Religion in Hungary is predominantly Christian. Historically, the formation of Hungary was based on Christianity as it was declared the state religion by King St. Stephen. Over the last millennium, the percentage of Christians has declined from almost all population to about three-fifths today who proclaim themselves as Christians. The advent of modern ideas means that a lot of people especially the young generation has started identifying themselves as either atheists, agnostics or outright unaffiliated altogether.
Christianity And Its Various Forms In Hungary
The wide majority of the population identifies as Roman Catholic. This is in continuation with the historical tradition on which the state was formed. In essence, Roman Catholicism was the state religion until as late as 16th century. Roman Catholics still form the single largest religious entity with 37.1 % of the people. However, it is important to note that despite being the largest group, this is no longer in clear majority and the share in populace can be observed for evidence of a declining trend.
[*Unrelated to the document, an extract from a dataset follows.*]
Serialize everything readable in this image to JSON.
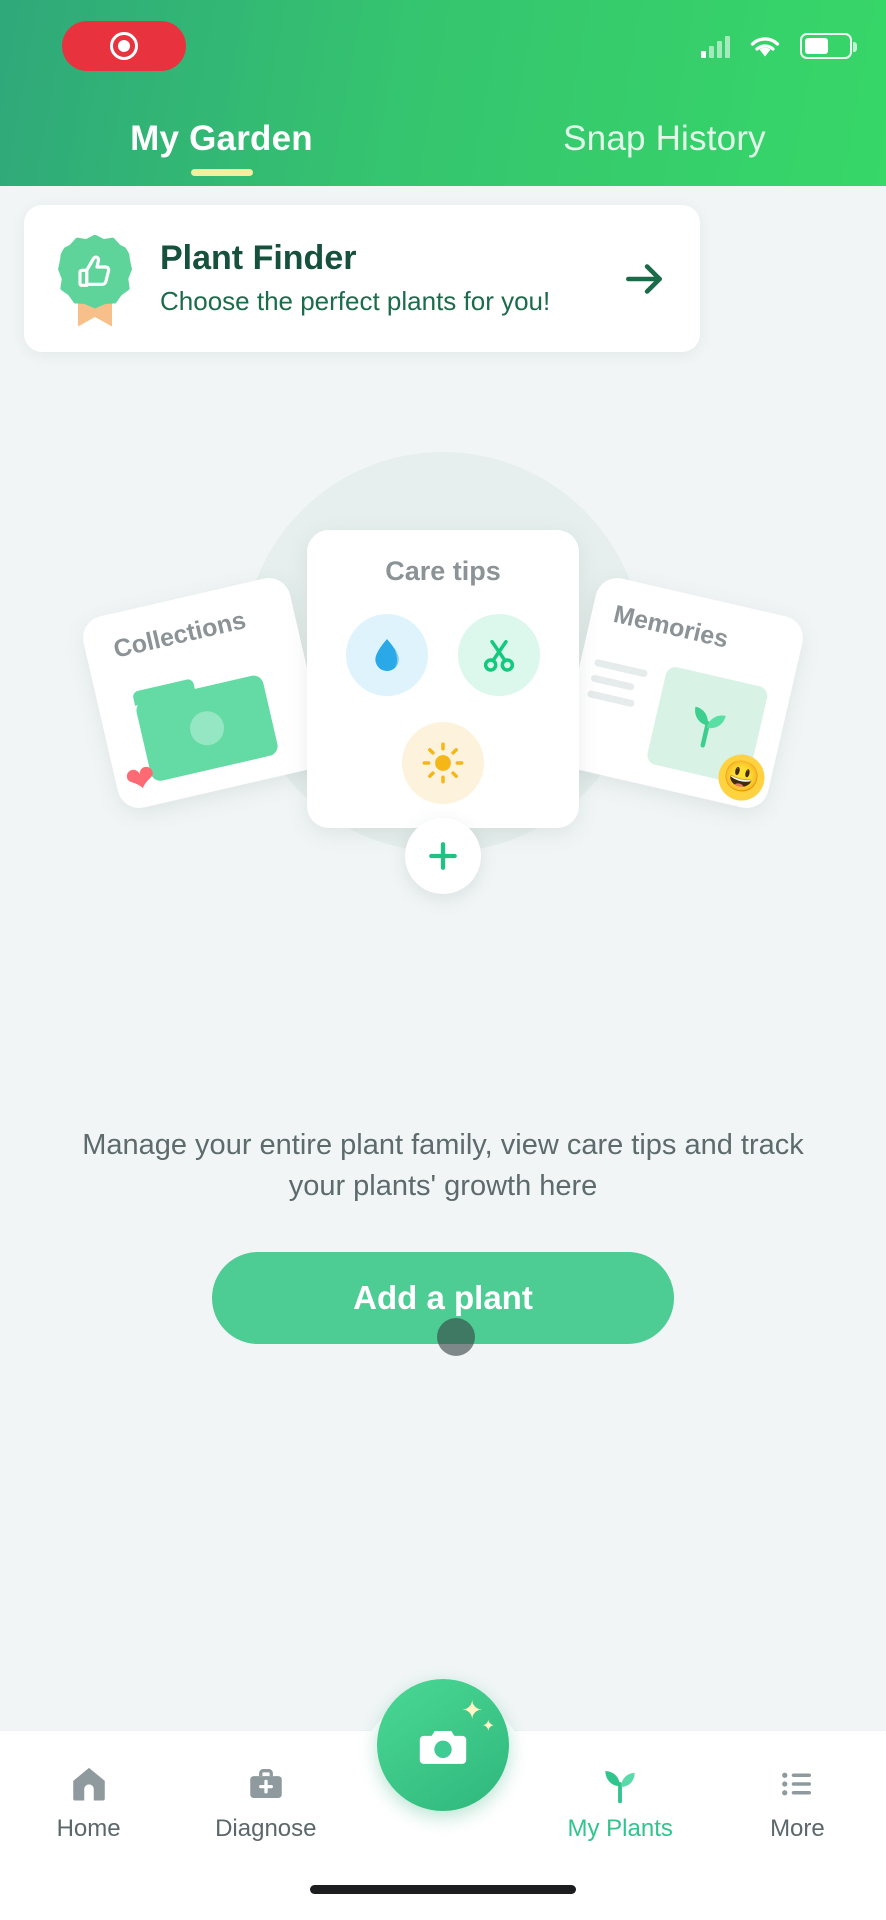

Quite a lot of Christians have converted from Roman Catholics to the Reformed Church of Hungary. The Reformation dates back to the 16th century when Lutheranism and later Calvinism swept the population. The Reformed Church, along with numerous other minor Protestant Christian denominations, forms about 13.8% of the total population of Hungary.
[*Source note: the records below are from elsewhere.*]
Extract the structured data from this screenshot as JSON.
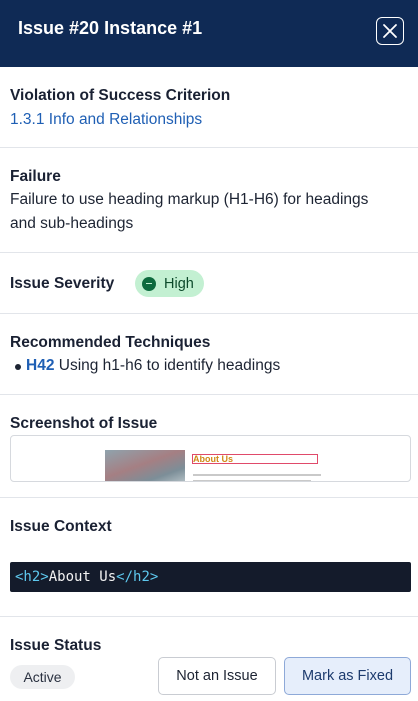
{
  "header": {
    "title": "Issue #20 Instance #1",
    "close_icon": "close-icon"
  },
  "violation": {
    "title": "Violation of Success Criterion",
    "criterion_link": "1.3.1 Info and Relationships"
  },
  "failure": {
    "title": "Failure",
    "line1": "Failure to use heading markup (H1-H6) for headings",
    "line2": "and sub-headings"
  },
  "severity": {
    "title": "Issue Severity",
    "badge": "High",
    "badge_icon": "minus-circle-icon",
    "badge_color": "#c3f0d2"
  },
  "techniques": {
    "title": "Recommended Techniques",
    "items": [
      {
        "code": "H42",
        "text": "Using h1-h6 to identify headings"
      }
    ]
  },
  "screenshot": {
    "title": "Screenshot of Issue",
    "heading_text": "About Us"
  },
  "context": {
    "title": "Issue Context",
    "code_open": "<h2>",
    "code_text": "About Us",
    "code_close": "</h2>"
  },
  "status": {
    "title": "Issue Status",
    "current": "Active",
    "not_issue_label": "Not an Issue",
    "mark_fixed_label": "Mark as Fixed"
  },
  "colors": {
    "header_bg": "#0f2a55",
    "link": "#1f5fb4",
    "code_bg": "#141b2b",
    "code_tag": "#5ec8ee"
  }
}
Only about 1.8% of the people in Hungary practice Greek Catholic Christianity. However, this is a group of very loyal Christians who work on the preservation of their faith. The Greek Catholic Church buildings are famous for their architecture and are subject to numerous visits from tourists and locals alike.
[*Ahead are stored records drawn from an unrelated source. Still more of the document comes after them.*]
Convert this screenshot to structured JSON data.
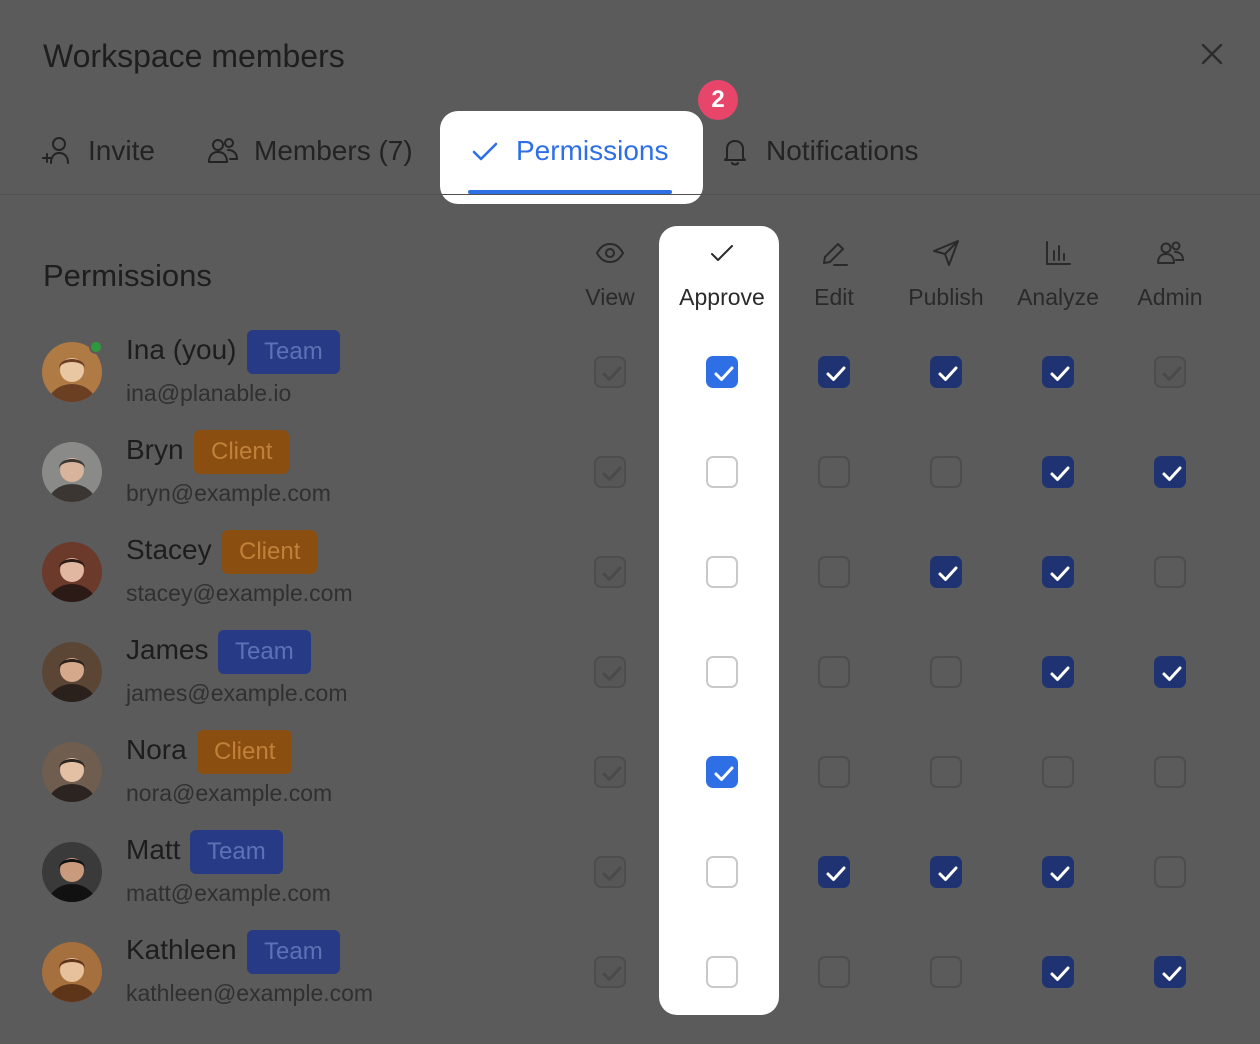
{
  "modal": {
    "title": "Workspace members"
  },
  "tabs": [
    {
      "label": "Invite",
      "icon": "user-plus-icon"
    },
    {
      "label": "Members (7)",
      "icon": "users-icon"
    },
    {
      "label": "Permissions",
      "icon": "check-icon",
      "active": true
    },
    {
      "label": "Notifications",
      "icon": "bell-icon"
    }
  ],
  "step_badge": "2",
  "section_title": "Permissions",
  "columns": [
    {
      "label": "View",
      "icon": "eye-icon"
    },
    {
      "label": "Approve",
      "icon": "check-icon",
      "highlighted": true
    },
    {
      "label": "Edit",
      "icon": "pencil-icon"
    },
    {
      "label": "Publish",
      "icon": "send-icon"
    },
    {
      "label": "Analyze",
      "icon": "bar-chart-icon"
    },
    {
      "label": "Admin",
      "icon": "users-icon"
    }
  ],
  "members": [
    {
      "name": "Ina (you)",
      "role": "Team",
      "email": "ina@planable.io",
      "online": true,
      "permissions": {
        "view": true,
        "approve": true,
        "edit": true,
        "publish": true,
        "analyze": true,
        "admin": true
      }
    },
    {
      "name": "Bryn",
      "role": "Client",
      "email": "bryn@example.com",
      "online": false,
      "permissions": {
        "view": true,
        "approve": false,
        "edit": false,
        "publish": false,
        "analyze": true,
        "admin": true
      }
    },
    {
      "name": "Stacey",
      "role": "Client",
      "email": "stacey@example.com",
      "online": false,
      "permissions": {
        "view": true,
        "approve": false,
        "edit": false,
        "publish": true,
        "analyze": true,
        "admin": false
      }
    },
    {
      "name": "James",
      "role": "Team",
      "email": "james@example.com",
      "online": false,
      "permissions": {
        "view": true,
        "approve": false,
        "edit": false,
        "publish": false,
        "analyze": true,
        "admin": true
      }
    },
    {
      "name": "Nora",
      "role": "Client",
      "email": "nora@example.com",
      "online": false,
      "permissions": {
        "view": true,
        "approve": true,
        "edit": false,
        "publish": false,
        "analyze": false,
        "admin": false
      }
    },
    {
      "name": "Matt",
      "role": "Team",
      "email": "matt@example.com",
      "online": false,
      "permissions": {
        "view": true,
        "approve": false,
        "edit": true,
        "publish": true,
        "analyze": true,
        "admin": false
      }
    },
    {
      "name": "Kathleen",
      "role": "Team",
      "email": "kathleen@example.com",
      "online": false,
      "permissions": {
        "view": true,
        "approve": false,
        "edit": false,
        "publish": false,
        "analyze": true,
        "admin": true
      }
    }
  ],
  "colors": {
    "accent": "#2f6fe6",
    "badge_pink": "#e8456b",
    "team_badge": "#263a85",
    "client_badge": "#8a4f10",
    "checked_dimmed": "#1f3372"
  }
}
Other Religious Affiliations
The other major religions practiced in Hungary are Judaism, Islam, Buddhism and Paganism. Despite the various faiths practiced, the total number is mightily overshadowed by Christianity with only 1.9% of people accounting for all these other religious affiliations. Of these Judaism has the largest share with 0.1 % and the rest account for less than that. However, Hungarians are very tolerant and respectful of minorities and the freedom to practice their faith is given to all citizens.
Atheism or Agnosticism
A total of about 18.2% Hungarians do not believe in a God or proclaim themselves as non-religious. Of these, only 1.5% identify themselves as atheists while the other 16.7% declare themselves as non-religious but do not discount the possibility of there being a God. This trend is fairly modern and can only be dated back to the last two decades and these numbers are expected to be higher in the future as more modernistic thoughts pave their way into the Hungarian society.
Religion In Modern Times In Hungary
A large number of Hungarian citizens did not choose to declare their religious beliefs which may show indecisiveness or a state of transition. Either way, it provides a very interesting contrast to the history when Christianity, and specifically Roman Catholicism, was the major religions. The shift in religious thought process is also in line as reflected in the rest of the European nations.